The law-and-order movement peaked in the 1990s, when California introduced a “three strikes” law that mandated life imprisonment without parole for any third felony conviction—even nonviolent ones. As a result, prisons became crowded, and states went deep into debt to build more. By the end of the century, the war began to die down as the public lost interest in the problem, the costs of the punishment binge became politically burdensome, and scholars and politicians began to advocate the decriminalization of drug use. By this time, however, hundreds of thousands of people had been incarcerated for drug offenses and the total number of prisoners in the nation had grown four-fold in the last quarter of the century. Particularly glaring were the racial inequities of the new age of mass incarceration, with African Americans being seven times more likely to be in prison (Figure 31.10). In some states, such as New York, over 90 percent of people in prison were Black or Hispanic. Incarcerated people could neither generate income nor support their communities and families. In most states, convicted felons could not vote while in prison and even upon their release, which reduced the impact of minorities in legislation and representative bodies. And many companies and organizations avoided hiring people who had been previously convicted of felonies, resulting in a cycle of poverty and social stagnation that existed on stark racial lines.
Greater awareness around police practices and use of force developed with the increased availability of recording devices. In 1991, the country watched a citizen's video of Los Angeles police officers repeatedly beating an unarmed man, Rodney King, with their batons. Over a minute of footage showed dozens of strikes and kicks while King lay on the ground or attempted to rise. The officers were put on trial for assault and excessive force, but were ultimately acquitted. In the riots that followed the acquittal, 63 people were killed and and over two thousand injured, with over $1 billion in damage.
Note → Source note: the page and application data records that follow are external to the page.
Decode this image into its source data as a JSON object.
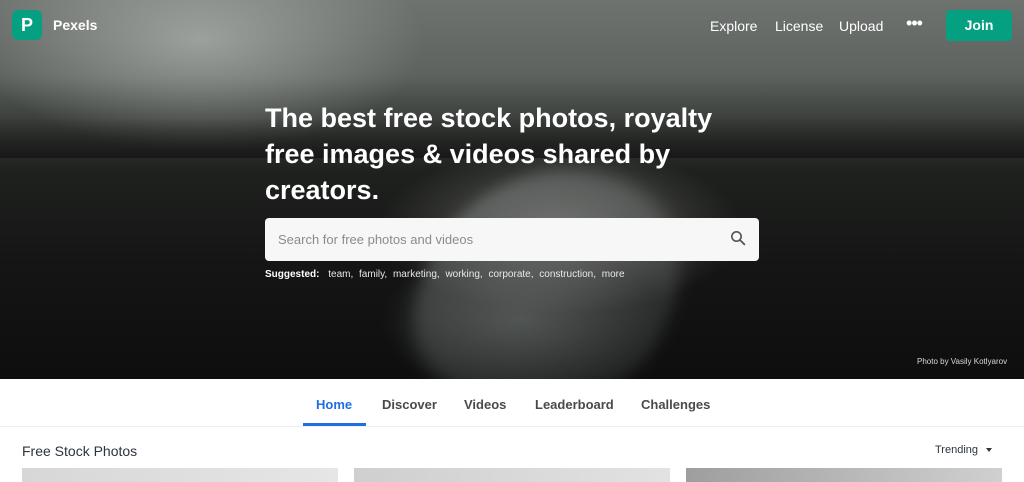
{
  "nav": {
    "brand": "Pexels",
    "logo_glyph": "P",
    "links": {
      "explore": "Explore",
      "license": "License",
      "upload": "Upload"
    },
    "more_icon": "ellipsis-icon",
    "join": "Join"
  },
  "hero": {
    "headline": "The best free stock photos, royalty free images & videos shared by creators.",
    "search": {
      "placeholder": "Search for free photos and videos"
    },
    "suggested_label": "Suggested:",
    "suggestions": [
      "team",
      "family",
      "marketing",
      "working",
      "corporate",
      "construction",
      "more"
    ],
    "credit": "Photo by Vasily Kotlyarov"
  },
  "tabs": [
    "Home",
    "Discover",
    "Videos",
    "Leaderboard",
    "Challenges"
  ],
  "active_tab": "Home",
  "section": {
    "title": "Free Stock Photos",
    "sort": "Trending"
  },
  "colors": {
    "brand_green": "#05a081",
    "active_tab_blue": "#1f6fe0"
  }
}
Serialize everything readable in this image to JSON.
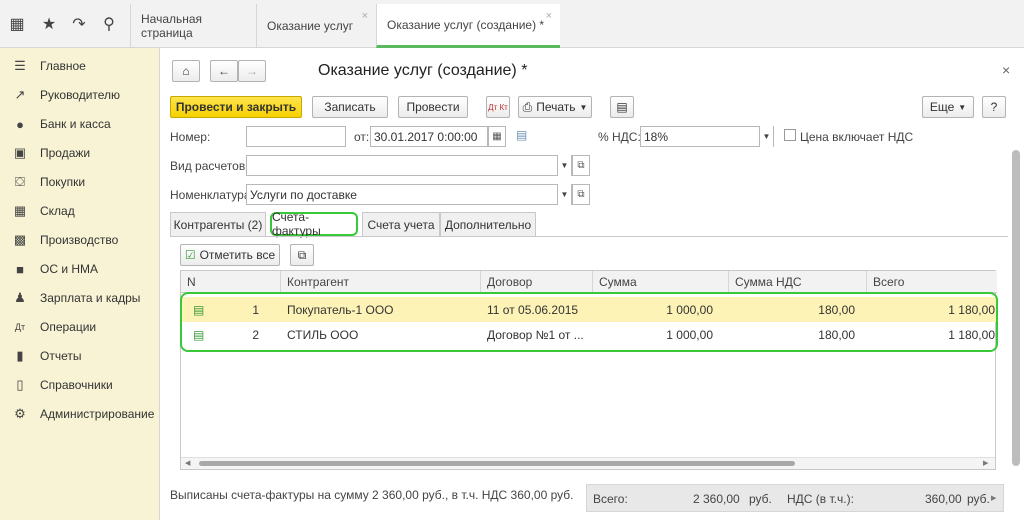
{
  "topbar": {
    "icons": [
      "apps-grid-icon",
      "star-icon",
      "history-icon",
      "search-icon"
    ],
    "tabs": [
      {
        "label": "Начальная страница"
      },
      {
        "label": "Оказание услуг"
      },
      {
        "label": "Оказание услуг (создание) *"
      }
    ]
  },
  "sidebar": {
    "items": [
      {
        "label": "Главное",
        "icon": "menu-icon"
      },
      {
        "label": "Руководителю",
        "icon": "trend-icon"
      },
      {
        "label": "Банк и касса",
        "icon": "bank-icon"
      },
      {
        "label": "Продажи",
        "icon": "bag-icon"
      },
      {
        "label": "Покупки",
        "icon": "cart-icon"
      },
      {
        "label": "Склад",
        "icon": "warehouse-icon"
      },
      {
        "label": "Производство",
        "icon": "factory-icon"
      },
      {
        "label": "ОС и НМА",
        "icon": "truck-icon"
      },
      {
        "label": "Зарплата и кадры",
        "icon": "person-icon"
      },
      {
        "label": "Операции",
        "icon": "dt-kt-icon"
      },
      {
        "label": "Отчеты",
        "icon": "chart-icon"
      },
      {
        "label": "Справочники",
        "icon": "book-icon"
      },
      {
        "label": "Администрирование",
        "icon": "gear-icon"
      }
    ]
  },
  "form": {
    "title": "Оказание услуг (создание) *",
    "close": "×",
    "toolbar": {
      "post_close": "Провести и закрыть",
      "save": "Записать",
      "post": "Провести",
      "print": "Печать",
      "more": "Еще",
      "help": "?",
      "dtkt": "Дт Кт"
    },
    "fields": {
      "number_label": "Номер:",
      "number_value": "",
      "date_label": "от:",
      "date_value": "30.01.2017  0:00:00",
      "vat_label": "% НДС:",
      "vat_value": "18%",
      "price_incl_vat": "Цена включает НДС",
      "settlement_label": "Вид расчетов:",
      "settlement_value": "",
      "nomenclature_label": "Номенклатура:",
      "nomenclature_value": "Услуги по доставке"
    },
    "tabs": [
      {
        "label": "Контрагенты (2)"
      },
      {
        "label": "Счета-фактуры"
      },
      {
        "label": "Счета учета"
      },
      {
        "label": "Дополнительно"
      }
    ],
    "mark_all": "Отметить все",
    "table": {
      "headers": [
        "N",
        "Контрагент",
        "Договор",
        "Сумма",
        "Сумма НДС",
        "Всего"
      ],
      "rows": [
        {
          "n": "1",
          "counterparty": "Покупатель-1 ООО",
          "contract": "11 от 05.06.2015",
          "sum": "1 000,00",
          "vat": "180,00",
          "total": "1 180,00"
        },
        {
          "n": "2",
          "counterparty": "СТИЛЬ ООО",
          "contract": "Договор №1 от ...",
          "sum": "1 000,00",
          "vat": "180,00",
          "total": "1 180,00"
        }
      ]
    },
    "footer": {
      "summary": "Выписаны счета-фактуры на сумму 2 360,00 руб., в т.ч. НДС 360,00 руб.",
      "total_label": "Всего:",
      "total_value": "2 360,00",
      "total_cur": "руб.",
      "vat_label": "НДС (в т.ч.):",
      "vat_value": "360,00",
      "vat_cur": "руб."
    }
  },
  "colors": {
    "accent": "#37c937",
    "primary_button": "#f6d100",
    "sidebar_bg": "#f7f3d4"
  }
}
President Bush said that, "it was hard to understand how the verdict could square with the video." Two of the officers were later convicted of federal charges for willfully using unreasonable force.